  • That’s a Three Floyds logo on the Lone Wolf sign.

Lone Wolf has capitalized on the West Loop’s popularity as a dining destination, positioning itself as a place to get pre- or postmeal drinks and snacks—or to have a drink while waiting for a table at a nearby restaurant. It may be falling victim to its own success, though: on a recent Friday evening all the tables and nearly all the bar seats were full by 5:30 PM and stayed that way (with plenty of turnover) for at least the next couple of hours. There’s no host; instead, a sign hanging just inside the door tells patrons, “Please feel free to seat yourself and drink whiskey.” With a little luck, or a lot of hovering near people who look like they’re about to leave, you may be able to do just that.

Cocktails, designed by Stephen Cole of the Barrelhouse Flat, are divided into aperitifs—a trio of bubbly drinks with sorbet called sgroppino—and digestifs, which in this case means several amaro-heavy cocktails.
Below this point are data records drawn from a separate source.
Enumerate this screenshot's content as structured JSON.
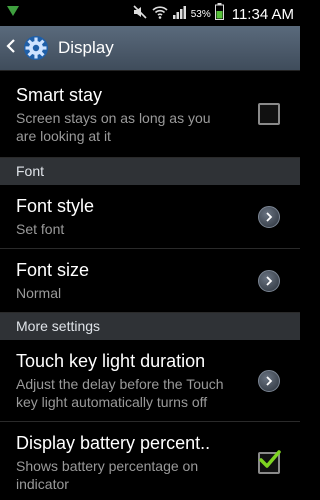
{
  "status_bar": {
    "battery_percent": "53%",
    "time": "11:34 AM"
  },
  "action_bar": {
    "title": "Display"
  },
  "settings": {
    "smart_stay": {
      "title": "Smart stay",
      "summary": "Screen stays on as long as you are looking at it",
      "checked": false
    },
    "font_category": "Font",
    "font_style": {
      "title": "Font style",
      "summary": "Set font"
    },
    "font_size": {
      "title": "Font size",
      "summary": "Normal"
    },
    "more_category": "More settings",
    "touch_key": {
      "title": "Touch key light duration",
      "summary": "Adjust the delay before the Touch key light automatically turns off"
    },
    "battery_percent": {
      "title": "Display battery percent..",
      "summary": "Shows battery percentage on indicator",
      "checked": true
    }
  },
  "colors": {
    "action_bar": "#4a5868",
    "category_bg": "#2f3236",
    "check_green": "#7ed321"
  }
}
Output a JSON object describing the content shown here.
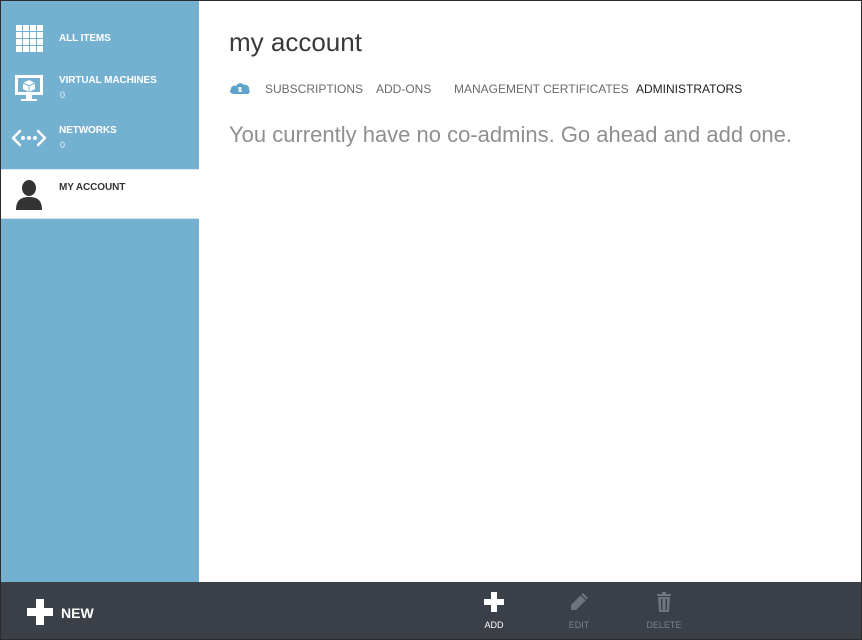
{
  "sidebar": {
    "items": [
      {
        "label": "ALL ITEMS",
        "count": "",
        "icon": "grid-icon",
        "selected": false
      },
      {
        "label": "VIRTUAL MACHINES",
        "count": "0",
        "icon": "monitor-icon",
        "selected": false
      },
      {
        "label": "NETWORKS",
        "count": "0",
        "icon": "network-icon",
        "selected": false
      },
      {
        "label": "MY ACCOUNT",
        "count": "",
        "icon": "user-icon",
        "selected": true
      }
    ]
  },
  "main": {
    "title": "my account",
    "tabs": [
      {
        "label": "SUBSCRIPTIONS",
        "active": false
      },
      {
        "label": "ADD-ONS",
        "active": false
      },
      {
        "label": "MANAGEMENT CERTIFICATES",
        "active": false
      },
      {
        "label": "ADMINISTRATORS",
        "active": true
      }
    ],
    "message": "You currently have no co-admins. Go ahead and add one."
  },
  "commandbar": {
    "new_label": "NEW",
    "commands": [
      {
        "label": "ADD",
        "icon": "plus-icon",
        "enabled": true
      },
      {
        "label": "EDIT",
        "icon": "pencil-icon",
        "enabled": false
      },
      {
        "label": "DELETE",
        "icon": "trash-icon",
        "enabled": false
      }
    ]
  },
  "colors": {
    "sidebar": "#74b0d0",
    "commandbar": "#3b4048",
    "selected_item": "#ffffff",
    "tab_icon": "#5ea3c8",
    "disabled_text": "#7c828a"
  }
}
The No. 2, a strawberry, hibiscus, and lime sgroppino with tequila sorbet, was light and refreshing, smelling intensely of strawberry (maybe thanks to the garnish on the side of the glass) and tasting less boozy than it really was. In addition to a few wines by the glass and several bottled beers, there are eight taps for beer and cider, half of them devoted to Three Floyds. Pouring Gumballhead and Zombie Dust is respectable enough, but Lone Wolf appears to be the only place in Chicago you can get Immutable Dusk, a black IPA brewed in conjunction with the band Pelican. The rest of the tap selection is equally impressive, currently including offerings from Perennial, Meantime, Half Acre, and Virtue Cider.
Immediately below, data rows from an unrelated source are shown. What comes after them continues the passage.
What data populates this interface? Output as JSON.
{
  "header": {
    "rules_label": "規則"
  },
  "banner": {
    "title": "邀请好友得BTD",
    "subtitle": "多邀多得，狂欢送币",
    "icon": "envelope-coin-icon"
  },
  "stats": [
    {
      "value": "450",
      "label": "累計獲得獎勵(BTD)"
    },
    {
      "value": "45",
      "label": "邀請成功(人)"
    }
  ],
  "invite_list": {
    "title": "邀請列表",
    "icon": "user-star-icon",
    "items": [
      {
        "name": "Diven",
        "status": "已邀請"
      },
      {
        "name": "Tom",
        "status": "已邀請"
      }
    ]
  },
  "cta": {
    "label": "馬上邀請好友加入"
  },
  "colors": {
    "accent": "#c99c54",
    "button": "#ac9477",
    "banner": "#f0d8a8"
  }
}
Pleasant House Bakery supplies the food, a brief list of bar snacks and savory pies. If you’re familiar with the meal-size pies that Pleasant House serves at its Bridgeport restaurant, you may be surprised by the shrunk-down version at Lone Wolf, a hockey puck less than half the size of the original (though the $8 price tag is the same). Fortunately, the quality is unchanged, the crust light and flaky. We had less luck with the bland vegetarian chili, but Welsh rarebit—thick slices of toasted bread generously topped with beer-cheese sauce and broiled—was satisfyingly savory. For dessert there’s exactly one option: two oatmeal lace cookies with dark chocolate sandwiched in the middle. It’s buttery and surprisingly light, the kind of thing you’d order if you wanted something sweet but didn’t have room left for a whole dessert.
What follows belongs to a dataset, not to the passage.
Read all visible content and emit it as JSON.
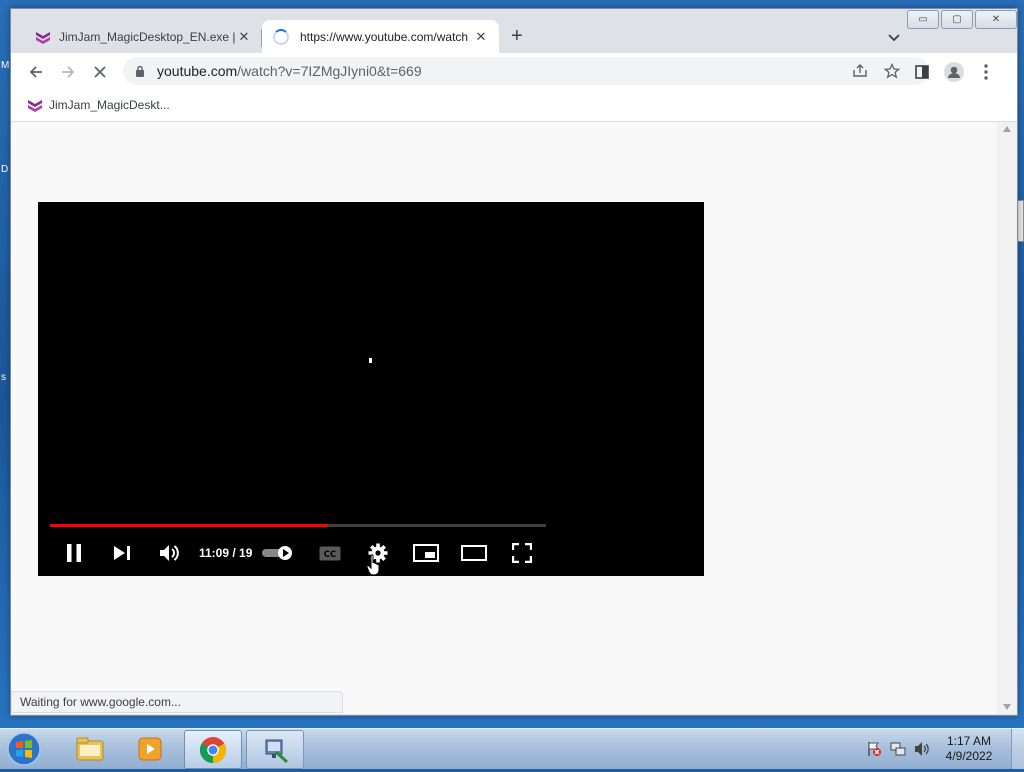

Lone Wolf, 806 W. Randolph, 312-600-9391, lonewolftavern.com